If an individual uses Restoril longer than suggested by their doctor, they may develop a tolerance for the drug. They will need to take a higher dose (or take the drug in combination with another depressant, such as alcohol) to produce the same effects. This can lead to a potential overdose, which can be lead to seizures, coma, or even death.
Ambien use also comes with its share of potential side effects. While many of them are relatively harmless like headaches and dry mouth, others can be quite dangerous. For example, some people have reported sleepwalking or even sleep-driving after using Ambien. Though this is a rare side effect, it is important that you watch for this behavior if someone you know is taking this drug.
The most common side effects of Ambien include:
Some of Ambien’s side effects last even after the drug has worn off. A study in the New England Journal of Medicine found that individuals with a blood concentration 50 ng of Ambien per milliliter showed significant impairment while driving. This blood concentration was evident in 15 percent of women and 3 percent of men eight hours after taking the drug, indicating that Ambien can affect your ability to drive even after a full night’s sleep.
Ambien has a short lifespan (it only stays in your system for 2-3 hours), so overdosing on the drug is not particularly common. However, if an individual develops a tolerance for the drug, they may increase their dosage to feel the desired effects. This can lead to a variety of health risks, including shallow breathing, slowed heart rate, and potentially death. In fact, according to a study in the British Medical Journal, receiving a prescription for hypnotic drugs like Ambien increased a person’s risk of death more than threefold.
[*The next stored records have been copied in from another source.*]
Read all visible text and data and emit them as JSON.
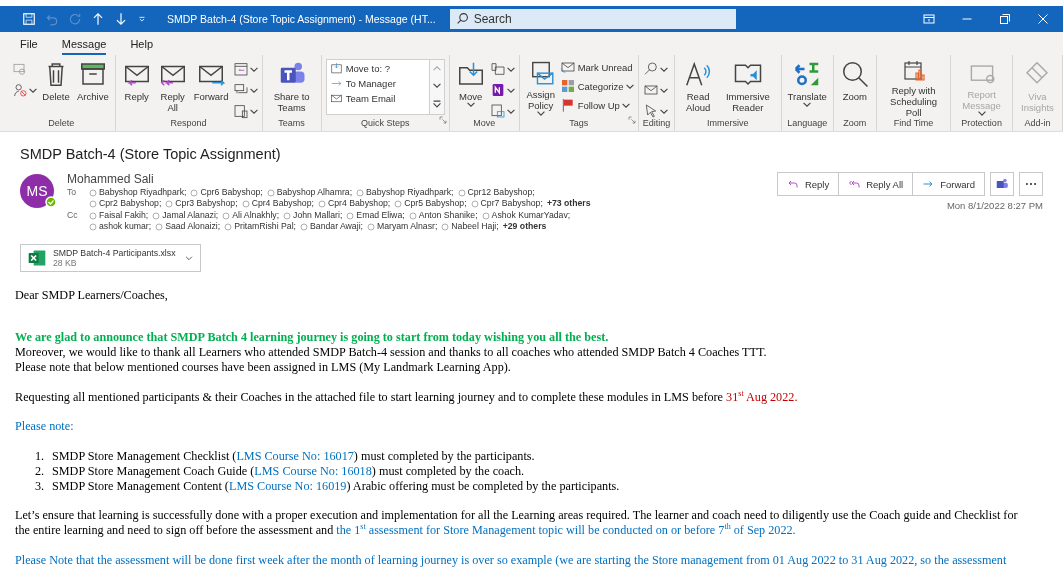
{
  "window": {
    "title": "SMDP Batch-4 (Store Topic Assignment)  -  Message (HT...",
    "search": {
      "placeholder": "Search"
    }
  },
  "menu": [
    {
      "label": "File",
      "selected": false
    },
    {
      "label": "Message",
      "selected": true
    },
    {
      "label": "Help",
      "selected": false
    }
  ],
  "ribbon": [
    {
      "label": "Delete",
      "items": [
        {
          "kind": "stack"
        },
        {
          "kind": "large",
          "label": "Delete",
          "disabled": false
        },
        {
          "kind": "large",
          "label": "Archive",
          "disabled": false
        }
      ]
    },
    {
      "label": "Respond",
      "items": [
        {
          "kind": "large",
          "label": "Reply",
          "disabled": false
        },
        {
          "kind": "large",
          "label": "Reply All",
          "disabled": false
        },
        {
          "kind": "large",
          "label": "Forward",
          "disabled": false
        },
        {
          "kind": "stack"
        }
      ]
    },
    {
      "label": "Teams",
      "items": [
        {
          "kind": "large",
          "label": "Share to Teams",
          "disabled": false
        }
      ]
    },
    {
      "label": "Quick Steps",
      "launcher": true,
      "items": [
        {
          "kind": "quicksteps",
          "steps": [
            "Move to: ?",
            "To Manager",
            "Team Email"
          ]
        }
      ]
    },
    {
      "label": "Move",
      "items": [
        {
          "kind": "large",
          "label": "Move",
          "disabled": false,
          "dropdown": true
        },
        {
          "kind": "stack"
        }
      ]
    },
    {
      "label": "Tags",
      "launcher": true,
      "items": [
        {
          "kind": "large",
          "label": "Assign Policy",
          "disabled": false,
          "dropdown": true
        },
        {
          "kind": "smalls",
          "entries": [
            {
              "label": "Mark Unread",
              "dropdown": false
            },
            {
              "label": "Categorize",
              "dropdown": true
            },
            {
              "label": "Follow Up",
              "dropdown": true
            }
          ]
        }
      ]
    },
    {
      "label": "Editing",
      "items": [
        {
          "kind": "stack"
        }
      ]
    },
    {
      "label": "Immersive",
      "items": [
        {
          "kind": "large",
          "label": "Read Aloud",
          "disabled": false
        },
        {
          "kind": "large",
          "label": "Immersive Reader",
          "disabled": false
        }
      ]
    },
    {
      "label": "Language",
      "items": [
        {
          "kind": "large",
          "label": "Translate",
          "disabled": false,
          "dropdown": true
        }
      ]
    },
    {
      "label": "Zoom",
      "items": [
        {
          "kind": "large",
          "label": "Zoom",
          "disabled": false
        }
      ]
    },
    {
      "label": "Find Time",
      "items": [
        {
          "kind": "large",
          "label": "Reply with Scheduling Poll",
          "disabled": false
        }
      ]
    },
    {
      "label": "Protection",
      "items": [
        {
          "kind": "large",
          "label": "Report Message",
          "disabled": true,
          "dropdown": true
        }
      ]
    },
    {
      "label": "Add-in",
      "items": [
        {
          "kind": "large",
          "label": "Viva Insights",
          "disabled": true
        }
      ]
    }
  ],
  "message": {
    "subject": "SMDP Batch-4 (Store Topic Assignment)",
    "initials": "MS",
    "sender": "Mohammed Sali",
    "to": {
      "label": "To",
      "lines": [
        [
          "Babyshop Riyadhpark;",
          "Cpr6 Babyshop;",
          "Babyshop Alhamra;",
          "Babyshop Riyadhpark;",
          "Cpr12 Babyshop;"
        ],
        [
          "Cpr2 Babyshop;",
          "Cpr3 Babyshop;",
          "Cpr4 Babyshop;",
          "Cpr4 Babyshop;",
          "Cpr5 Babyshop;",
          "Cpr7 Babyshop;"
        ]
      ],
      "more": "+73 others"
    },
    "cc": {
      "label": "Cc",
      "lines": [
        [
          "Faisal Fakih;",
          "Jamal Alanazi;",
          "Ali Alnakhly;",
          "John Mallari;",
          "Emad Eliwa;",
          "Anton Shanike;",
          "Ashok KumarYadav;"
        ],
        [
          "ashok kumar;",
          "Saad Alonaizi;",
          "PritamRishi Pal;",
          "Bandar  Awaji;",
          "Maryam Alnasr;",
          "Nabeel Haji;"
        ]
      ],
      "more": "+29 others"
    },
    "actions": [
      "Reply",
      "Reply All",
      "Forward"
    ],
    "date": "Mon 8/1/2022 8:27 PM",
    "attachment": {
      "name": "SMDP Batch-4 Participants.xlsx",
      "size": "28 KB"
    }
  },
  "body": [
    {
      "kind": "para",
      "lines": [
        [
          {
            "text": "Dear SMDP Learners/Coaches,"
          }
        ]
      ]
    },
    {
      "kind": "para",
      "lines": [
        [
          {
            "text": "We are glad to announce that SMDP Batch 4 learning journey is going to start from today wishing you all the best.",
            "color": "#00b050",
            "bold": true
          }
        ],
        [
          {
            "text": "Moreover, we would like to thank all Learners who attended SMDP Batch-4 session and thanks to all coaches who attended SMDP Batch 4 Coaches TTT."
          }
        ],
        [
          {
            "text": "Please note that below mentioned courses have been assigned in LMS (My Landmark Learning App)."
          }
        ]
      ]
    },
    {
      "kind": "para",
      "lines": [
        [
          {
            "text": "Requesting all mentioned participants & their Coaches in the attached file to start learning journey and to complete these modules in LMS before "
          },
          {
            "text": "31$^{st}$ Aug 2022.",
            "color": "#c00000"
          }
        ]
      ]
    },
    {
      "kind": "para",
      "lines": [
        [
          {
            "text": "Please note:",
            "color": "#0070c0"
          }
        ]
      ]
    },
    {
      "kind": "list",
      "items": [
        {
          "number": "1.",
          "runs": [
            {
              "text": "SMDP Store Management Checklist ("
            },
            {
              "text": "LMS Course No: 16017",
              "color": "#0070c0"
            },
            {
              "text": ") must completed by the participants."
            }
          ]
        },
        {
          "number": "2.",
          "runs": [
            {
              "text": "SMDP Store Management Coach Guide ("
            },
            {
              "text": "LMS Course No: 16018",
              "color": "#0070c0"
            },
            {
              "text": ") must completed by the coach."
            }
          ]
        },
        {
          "number": "3.",
          "runs": [
            {
              "text": "SMDP Store Management Content ("
            },
            {
              "text": "LMS Course No: 16019",
              "color": "#0070c0"
            },
            {
              "text": ") Arabic offering must be completed by the participants."
            }
          ]
        }
      ]
    },
    {
      "kind": "para",
      "lines": [
        [
          {
            "text": "Let’s ensure that learning is successfully done with a proper execution and implementation for all the Learning areas required. The learner and coach need to diligently use the Coach guide and Checklist for"
          }
        ],
        [
          {
            "text": "the entire learning and need to sign off before the assessment and "
          },
          {
            "text": "the 1$^{st}$ assessment for Store Management topic will be conducted on or before 7$^{th}$ of Sep 2022.",
            "color": "#0070c0"
          }
        ]
      ]
    },
    {
      "kind": "para",
      "lines": [
        [
          {
            "text": "Please Note that the assessment will be done first week after the month of learning journey is over so example (we are starting the Store management from 01 Aug 2022 to 31 Aug 2022, so the assessment",
            "color": "#0070c0"
          }
        ]
      ]
    }
  ]
}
The Drug Enforcement Administration (DEA) classifies Restoril as a Schedule IV substance. This means that the DEA considers the drug acceptable for medical use with a very low risk for dependency or addiction. However, studies over the past several years have proven that Restoril does, in fact, have a rather high addiction potential.
Some individuals find that they quickly develop a tolerance for Restoril once they begin using it. The Global Information Network about Drugs (GINAD) suggests that people only take Restoril for 2-4 weeks to avoid becoming dependent on the drug. If you, or someone you love, have been using Restoril for an extended period of time or taking too much, it is important to consult with a doctor or addiction specialist to wean off the drug. Never attempt to abruptly stop taking any benzodiazepine.
Ambien’s addictive potential has been hotly debated in the scientific community. At first, it was believed that Ambien was not habit-forming. However, the evidence against this belief has been growing in recent years. A 2007 study in the British Journal of Clinical Pharmacology revealed that Ambien use can lead to “pharmacodependence” – in other words, a physical dependence on the drug.
Just like other addictive drugs, quitting Ambien does involve a period of withdrawal. People in recovery for Ambien abuse tend to experience both psychological and physical symptoms.
These symptoms include:
As with a benzodiazepine like Restoril, it’s recommended to consult with a doctor before stopping Ambien use.
Recovering from addiction is always possible, whether a person has been abusing Ambien or Restoril. If you, or someone you care about, exhibit signs of addiction to a prescription sleep aid, do not hesitate to reach out for help.